While most associations are plotting out recruitment strategies for millennials, membership professionals need to be thinking about a younger generation entering the workforce this year. Generation Z, it’s said, will be even more digitally savvy and globally focused.
This blog post marks the date on which I begin to feel old. Last week, I learned that my generation, which I thought was the young and cool one, is now old news. Apparently millennials, the demographic born roughly between the early 1980s and mid-1990s, is being eclipsed by the younger, even more digitally-savvy Generation Z, or Gen Z for short.
My joints began to ache after I read a study called “The Truth About Youth,” a survey of more than 33,000 teenagers, conducted last year by the global advertising agency McCann Erickson. The main takeaway: Members of Gen Z, born during or after 1995, are distinct in a number of ways. They have their own style, slang, social behaviors, and digital consumption habits. And—long story short—this generation is all about Snapchat. (Here’s a primer from my colleague Alex Beall, if you’re behind the curve; ASAE log-in required.)
Now, I’m not one for broad generational generalizations. (After all, I’m a millennial, which according to science means I’m a narcissist—but don’t you dare call me that.) Usually when I read a study or survey on generational habits, I’m not so much looking for answers as I am seeking clues or evidence into how this group ticks.
So far, here’s what I’ve learned about Gen Z: First, this is a generation entirely different from millennials. While millennials got comfortable with technology at an early age, members of Gen Z were digital-first from Day 1. And second, associations, and particularly membership managers, need to learn more about this population because right now there’s not a lot of information out there about their habits. Most of what we have is anecdotal evidence.
“I’m slowly seeing research and data on Generation Z,” says Callie Walker, senior inbound marketing specialist with MemberClicks. “A lot of the focus has been on predictions for what they might do, but this year will be important because Gen Z officially enters the workforce. We should see a lot more interest in this generation.”
True ‘Digital Natives’
In a 2016 blog post, Walker outlines a few “what you need to know” tips about Gen Z. Her biggest recommendation: Get to know their technology habits.
“A lot of people in the association space are focused on how to engage younger generations, mostly millennials,” Walker told me in an interview. “But the thing is, Gen Z is already here and growing. In five years they will become a fifth of the workforce, and they have different expectations from millennials when it comes to technology.”
First and foremost, this is a generation that grew up with cellphones, and in many cases smartphones, in their hand. They’ve never experienced a world without Google.
“The real difference is that millennials grew accustomed to technology, whereas Gen Z grew up with it,” Walker says. “So they’re used to having a computer at their fingertips and that’s their primary method of communication. Their digital experience is integrated with technology.”
Some associations are beginning to adapt their membership strategies to target Gen Z. “A few years ago a social media strategy might have been a nice-to-have for your association, but with this new generation, it’s now a must-have,” Walker says. “That includes popular channels like Snapchat.”
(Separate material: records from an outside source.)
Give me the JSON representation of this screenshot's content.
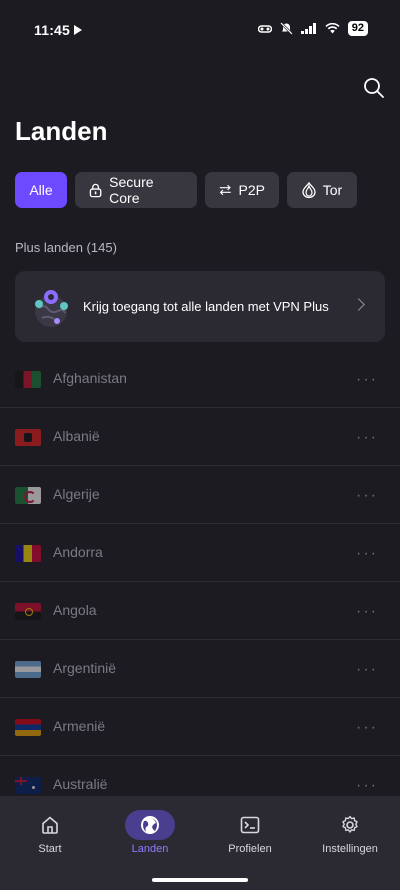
{
  "status": {
    "time": "11:45",
    "battery": "92"
  },
  "header": {
    "title": "Landen",
    "search_icon": "search-icon"
  },
  "filters": [
    {
      "label": "Alle",
      "icon": ""
    },
    {
      "label": "Secure Core",
      "icon": "lock-shield-icon"
    },
    {
      "label": "P2P",
      "icon": "arrows-swap-icon"
    },
    {
      "label": "Tor",
      "icon": "onion-icon"
    }
  ],
  "section": {
    "label": "Plus landen (145)"
  },
  "upsell": {
    "text": "Krijg toegang tot alle landen met VPN Plus"
  },
  "countries": [
    "Afghanistan",
    "Albanië",
    "Algerije",
    "Andorra",
    "Angola",
    "Argentinië",
    "Armenië",
    "Australië"
  ],
  "more_label": "···",
  "tabs": [
    {
      "label": "Start",
      "icon": "home-icon"
    },
    {
      "label": "Landen",
      "icon": "globe-icon"
    },
    {
      "label": "Profielen",
      "icon": "terminal-profile-icon"
    },
    {
      "label": "Instellingen",
      "icon": "gear-icon"
    }
  ],
  "colors": {
    "accent": "#6d4aff",
    "background": "#1c1b22",
    "surface": "#2b2a33"
  }
}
A Generation of Joiners?
Associations can heave a sigh of relief. There’s good reason to believe Gen Z will be a generation of joiners. One thing that’s unique about this generation: They grew up during the Great Recession, which means they’ve been exposed to global instability.
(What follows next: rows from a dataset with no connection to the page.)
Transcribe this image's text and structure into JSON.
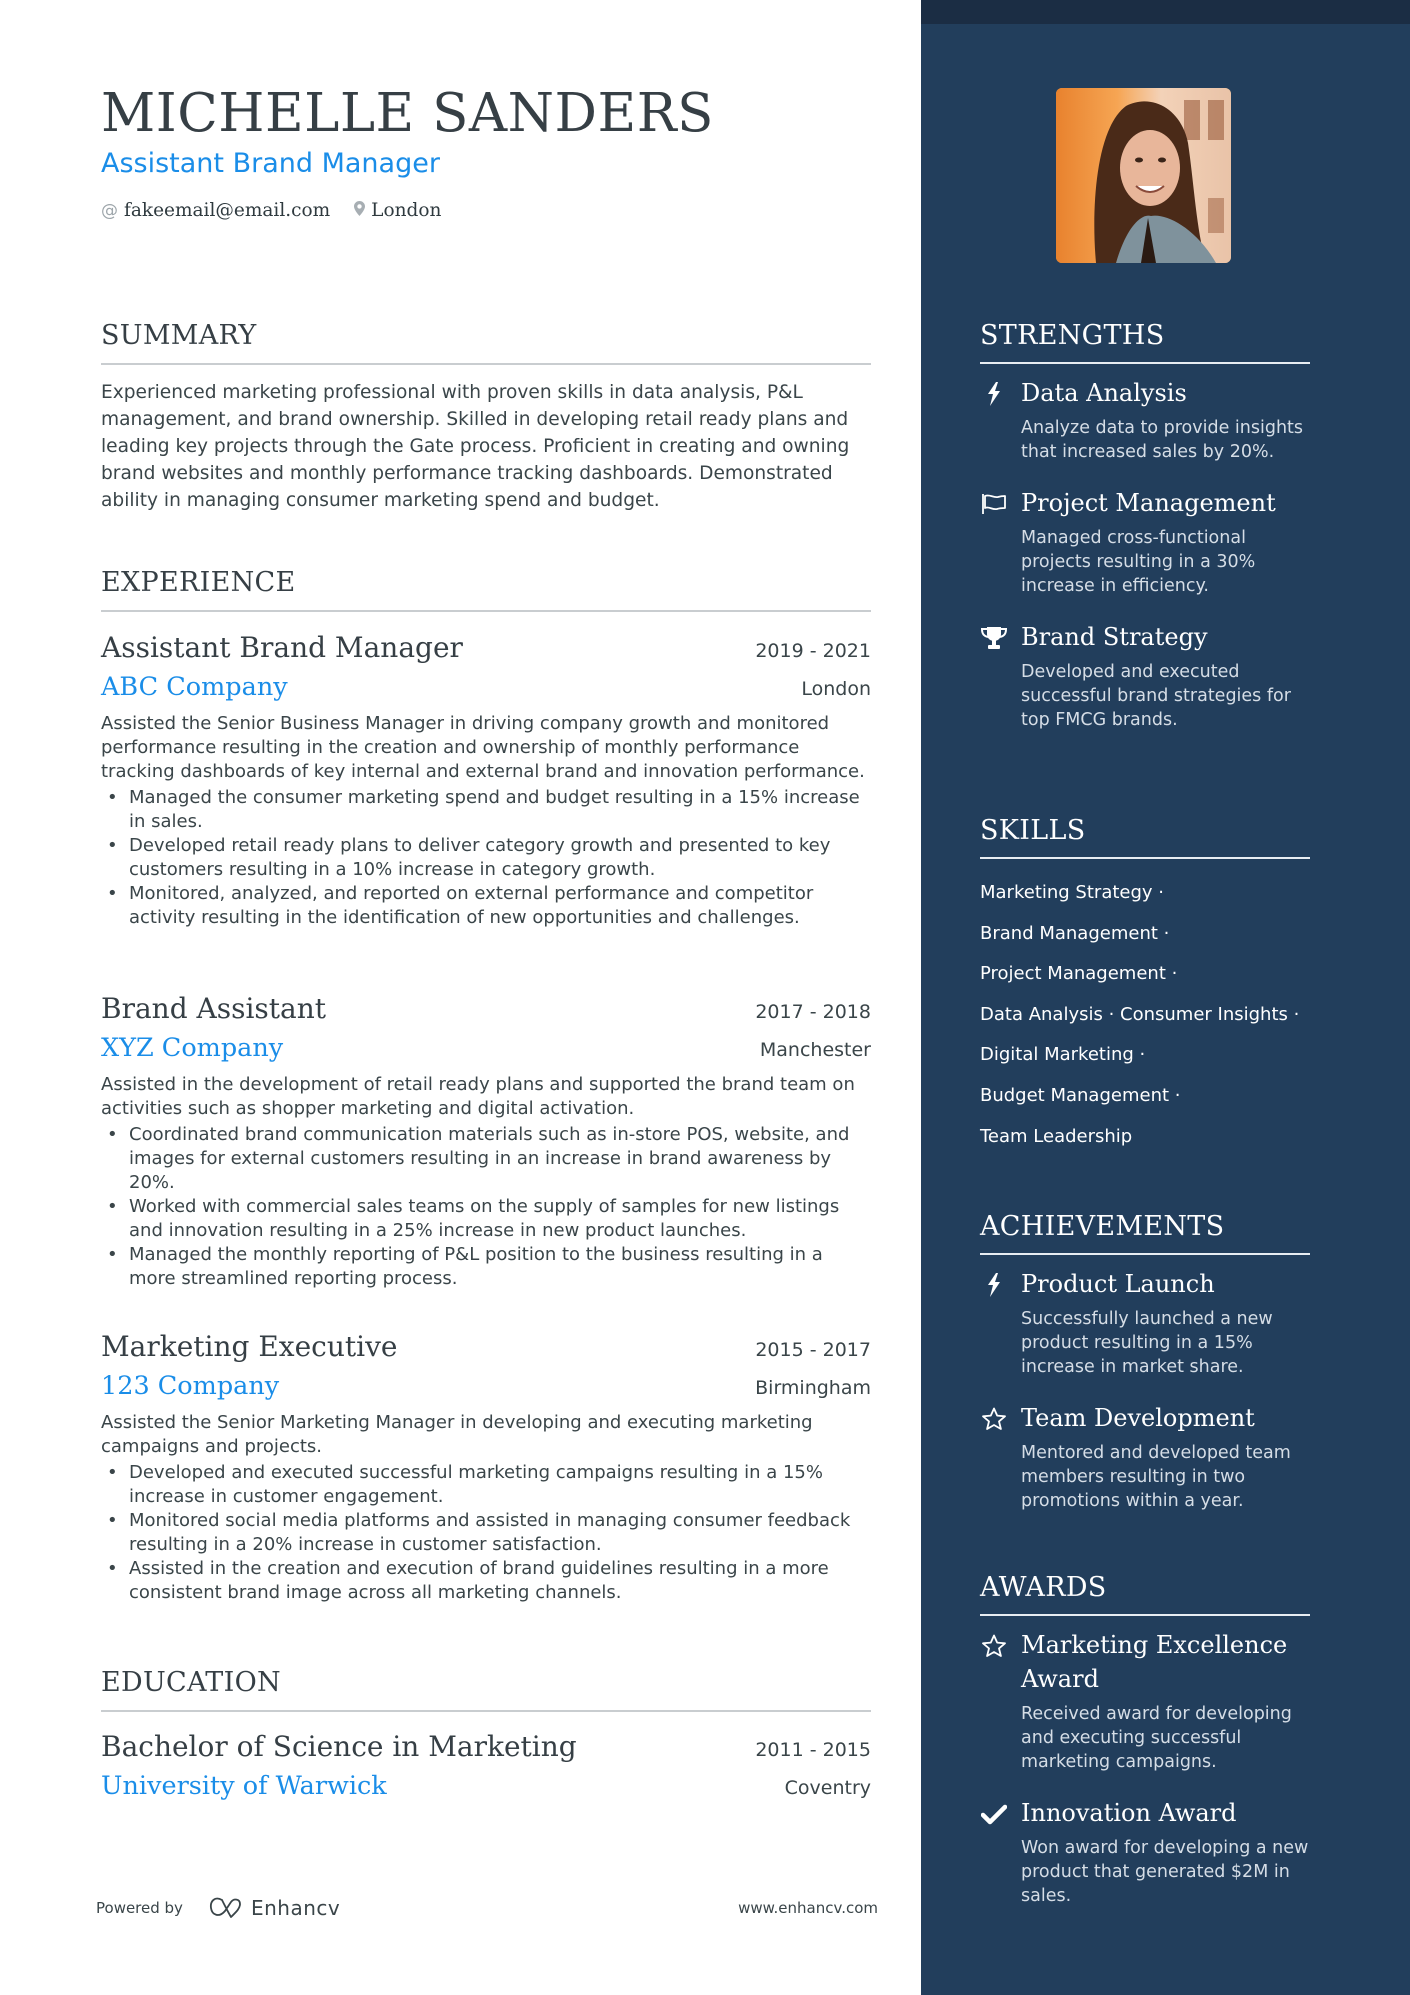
{
  "header": {
    "name": "MICHELLE SANDERS",
    "title": "Assistant Brand Manager",
    "email": "fakeemail@email.com",
    "location": "London",
    "email_icon": "at-icon",
    "location_icon": "map-pin-icon"
  },
  "summary": {
    "heading": "SUMMARY",
    "text": "Experienced marketing professional with proven skills in data analysis, P&L management, and brand ownership. Skilled in developing retail ready plans and leading key projects through the Gate process. Proficient in creating and owning brand websites and monthly performance tracking dashboards. Demonstrated ability in managing consumer marketing spend and budget."
  },
  "experience": {
    "heading": "EXPERIENCE",
    "jobs": [
      {
        "title": "Assistant Brand Manager",
        "dates": "2019 - 2021",
        "company": "ABC Company",
        "location": "London",
        "description": "Assisted the Senior Business Manager in driving company growth and monitored performance resulting in the creation and ownership of monthly performance tracking dashboards of key internal and external brand and innovation performance.",
        "bullets": [
          "Managed the consumer marketing spend and budget resulting in a 15% increase in sales.",
          "Developed retail ready plans to deliver category growth and presented to key customers resulting in a 10% increase in category growth.",
          "Monitored, analyzed, and reported on external performance and competitor activity resulting in the identification of new opportunities and challenges."
        ]
      },
      {
        "title": "Brand Assistant",
        "dates": "2017 - 2018",
        "company": "XYZ Company",
        "location": "Manchester",
        "description": "Assisted in the development of retail ready plans and supported the brand team on activities such as shopper marketing and digital activation.",
        "bullets": [
          "Coordinated brand communication materials such as in-store POS, website, and images for external customers resulting in an increase in brand awareness by 20%.",
          "Worked with commercial sales teams on the supply of samples for new listings and innovation resulting in a 25% increase in new product launches.",
          "Managed the monthly reporting of P&L position to the business resulting in a more streamlined reporting process."
        ]
      },
      {
        "title": "Marketing Executive",
        "dates": "2015 - 2017",
        "company": "123 Company",
        "location": "Birmingham",
        "description": "Assisted the Senior Marketing Manager in developing and executing marketing campaigns and projects.",
        "bullets": [
          "Developed and executed successful marketing campaigns resulting in a 15% increase in customer engagement.",
          "Monitored social media platforms and assisted in managing consumer feedback resulting in a 20% increase in customer satisfaction.",
          "Assisted in the creation and execution of brand guidelines resulting in a more consistent brand image across all marketing channels."
        ]
      }
    ]
  },
  "education": {
    "heading": "EDUCATION",
    "degree": "Bachelor of Science in Marketing",
    "dates": "2011 - 2015",
    "school": "University of Warwick",
    "location": "Coventry"
  },
  "strengths": {
    "heading": "STRENGTHS",
    "items": [
      {
        "icon": "lightning-icon",
        "title": "Data Analysis",
        "text": "Analyze data to provide insights that increased sales by 20%."
      },
      {
        "icon": "flag-icon",
        "title": "Project Management",
        "text": "Managed cross-functional projects resulting in a 30% increase in efficiency."
      },
      {
        "icon": "trophy-icon",
        "title": "Brand Strategy",
        "text": "Developed and executed successful brand strategies for top FMCG brands."
      }
    ]
  },
  "skills": {
    "heading": "SKILLS",
    "lines": [
      "Marketing Strategy ·",
      "Brand Management ·",
      "Project Management ·",
      "Data Analysis · Consumer Insights ·",
      "Digital Marketing ·",
      "Budget Management ·",
      "Team Leadership"
    ]
  },
  "achievements": {
    "heading": "ACHIEVEMENTS",
    "items": [
      {
        "icon": "lightning-icon",
        "title": "Product Launch",
        "text": "Successfully launched a new product resulting in a 15% increase in market share."
      },
      {
        "icon": "star-icon",
        "title": "Team Development",
        "text": "Mentored and developed team members resulting in two promotions within a year."
      }
    ]
  },
  "awards": {
    "heading": "AWARDS",
    "items": [
      {
        "icon": "star-icon",
        "title": "Marketing Excellence Award",
        "text": "Received award for developing and executing successful marketing campaigns."
      },
      {
        "icon": "checkmark-icon",
        "title": "Innovation Award",
        "text": "Won award for developing a new product that generated $2M in sales."
      }
    ]
  },
  "footer": {
    "powered_by": "Powered by",
    "brand": "Enhancv",
    "website": "www.enhancv.com"
  },
  "colors": {
    "accent": "#1a8de8",
    "sidebar": "#223e5c",
    "sidebar_band": "#1b2d44",
    "text": "#363f45"
  }
}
“They saw what happens when the economy collapses,” Walker says. “So I think at least professionally they are going to be networked and connected to associations. They want to feel ensured that their jobs are protected.”
Another key characteristic of members of this generation is their mindset. They look at issues within a worldwide view, and they tend to have a self-guided, entrepreneurial spirit, according to a Northeastern University study.
This finding made me think about my younger brother, who just got back from studying in Ireland and will be entering the workforce in May. He’s an entrepreneurship major, and he’s attended conferences and startup events hosted by associations, nonprofits, and membership groups in Dayton, Ohio.
“This generation is going to want to get involved. They’ll likely want leadership roles and certifications,” Walker says. “If there’s an opportunity, Gen Z will take advantage of it.”
Turning Point: 2017
The biggest lesson for membership managers and directors: It’s time to refine your marketing strategies.
“A lot of associations out there have their membership grouped into two categories: millennials and everyone else,” Walker says. “There’s actually four generations of members out there, and this year really is the turning point where associations will realize that your strategy has to be personalized to each generation.”
At the same time, more research is needed to understand how associations can uniquely engage and interact with Gen Z. While a lot has been said about millennials (ASAE log-in required) and their membership and volunteering habits, we’re still learning about the attributes and motivations of Gen Z.
What are some of the early lessons that you have learned about Generation Z? Are you using a specific strategy or tactics to engage them? Share your ideas and thoughts in the comment thread below.